Simply put: Why all the hate? Sure, these so-called Chinese food served in these places are practically unknown in China. And yes, it’s sad that the prevalence of this cuisine has reduced Chinese food in the eyes of many uninformed Westerners to fried stuff with sauce and rice. But it’s still GOOD. It’s not good FOOD, it’s not good FOR YOU, but it’s still good COMFORT food, in an Asianesque junky kind of way.

In my opinion, there’s nothing wrong with proclaiming that you enjoy something that’s not authentic. Hell, most sushi restaurants in the GTA are made by Koreans and Hong Kong people. Does that make it unauthentic? Or how about the fact that almost every single person who knows how to make a half-decent Pad Thai claim that their restaurant serve Thai food?
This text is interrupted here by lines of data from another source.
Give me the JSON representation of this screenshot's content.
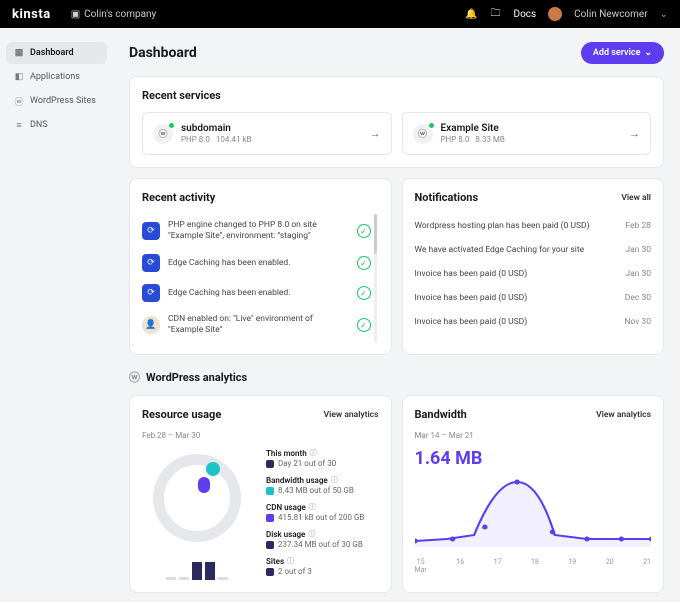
{
  "topbar": {
    "logo": "kinsta",
    "company": "Colin's company",
    "docs": "Docs",
    "username": "Colin Newcomer"
  },
  "sidebar": {
    "items": [
      {
        "icon": "dashboard",
        "label": "Dashboard"
      },
      {
        "icon": "apps",
        "label": "Applications"
      },
      {
        "icon": "wp",
        "label": "WordPress Sites"
      },
      {
        "icon": "dns",
        "label": "DNS"
      }
    ]
  },
  "page": {
    "title": "Dashboard",
    "add_service": "Add service"
  },
  "recent_services": {
    "title": "Recent services",
    "items": [
      {
        "name": "subdomain",
        "php": "PHP 8.0",
        "size": "104.41 kB"
      },
      {
        "name": "Example Site",
        "php": "PHP 8.0",
        "size": "8.33 MB"
      }
    ]
  },
  "activity": {
    "title": "Recent activity",
    "items": [
      {
        "icon": "engine",
        "text": "PHP engine changed to PHP 8.0 on site \"Example Site\", environment: \"staging\""
      },
      {
        "icon": "engine",
        "text": "Edge Caching has been enabled."
      },
      {
        "icon": "engine",
        "text": "Edge Caching has been enabled."
      },
      {
        "icon": "person",
        "text": "CDN enabled on: \"Live\" environment of \"Example Site\""
      }
    ]
  },
  "notifications": {
    "title": "Notifications",
    "view_all": "View all",
    "items": [
      {
        "text": "Wordpress hosting plan has been paid (0 USD)",
        "date": "Feb 28"
      },
      {
        "text": "We have activated Edge Caching for your site",
        "date": "Jan 30"
      },
      {
        "text": "Invoice has been paid (0 USD)",
        "date": "Jan 30"
      },
      {
        "text": "Invoice has been paid (0 USD)",
        "date": "Dec 30"
      },
      {
        "text": "Invoice has been paid (0 USD)",
        "date": "Nov 30"
      }
    ]
  },
  "analytics": {
    "title": "WordPress analytics"
  },
  "resource": {
    "title": "Resource usage",
    "view": "View analytics",
    "range": "Feb 28 – Mar 30",
    "rows": [
      {
        "label": "This month",
        "val": "Day 21 out of 30",
        "color": "#2a2a5e"
      },
      {
        "label": "Bandwidth usage",
        "val": "8.43 MB out of 50 GB",
        "color": "#1ac4c4"
      },
      {
        "label": "CDN usage",
        "val": "415.81 kB out of 200 GB",
        "color": "#5e3cf0"
      },
      {
        "label": "Disk usage",
        "val": "237.34 MB out of 30 GB",
        "color": "#2a2a5e"
      },
      {
        "label": "Sites",
        "val": "2 out of 3",
        "color": "#2a2a5e"
      }
    ]
  },
  "bandwidth": {
    "title": "Bandwidth",
    "view": "View analytics",
    "range": "Mar 14 – Mar 21",
    "total": "1.64 MB",
    "xaxis": [
      "15",
      "16",
      "17",
      "18",
      "19",
      "20",
      "21"
    ],
    "xmonth": "Mar"
  },
  "chart_data": {
    "type": "area",
    "title": "Bandwidth",
    "x": [
      "Mar 15",
      "Mar 16",
      "Mar 17",
      "Mar 18",
      "Mar 19",
      "Mar 20",
      "Mar 21"
    ],
    "values": [
      0.05,
      0.1,
      0.9,
      0.25,
      0.05,
      0.05,
      0.05
    ],
    "ylabel": "MB",
    "ylim": [
      0,
      1.0
    ]
  }
}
As long as you don’t delude yourself into thinking that that big greasy plate of lemon chicken is authentically Chinese (FROM CHINA), there’s nothing to be ashamed of in liking it. Hell, Chinese food is, in my opinion, the single most ‘fused’ cuisine in the world. We have Indonesian-Chinese food, Singaporean-Chinese food, even Indian-Chinese food. And who could forget Chifa, the not-so-well-known-but-well-loved Peruvian-Chinese food. These are all legitimate cultural cuisines in their own right. So in a way, Manchu Wok, Panda Express, and the likes can be argued to be representatives of the North American equivalent of these cooking styles. It may not be authentic Chinese cuisine, but it’s authentic in an American/Canadian-Chinese cuisine perspective.

And there’s nothing wrong with that, kids.

Now gimme my fried seafood rangoons. Those things are scrumptious.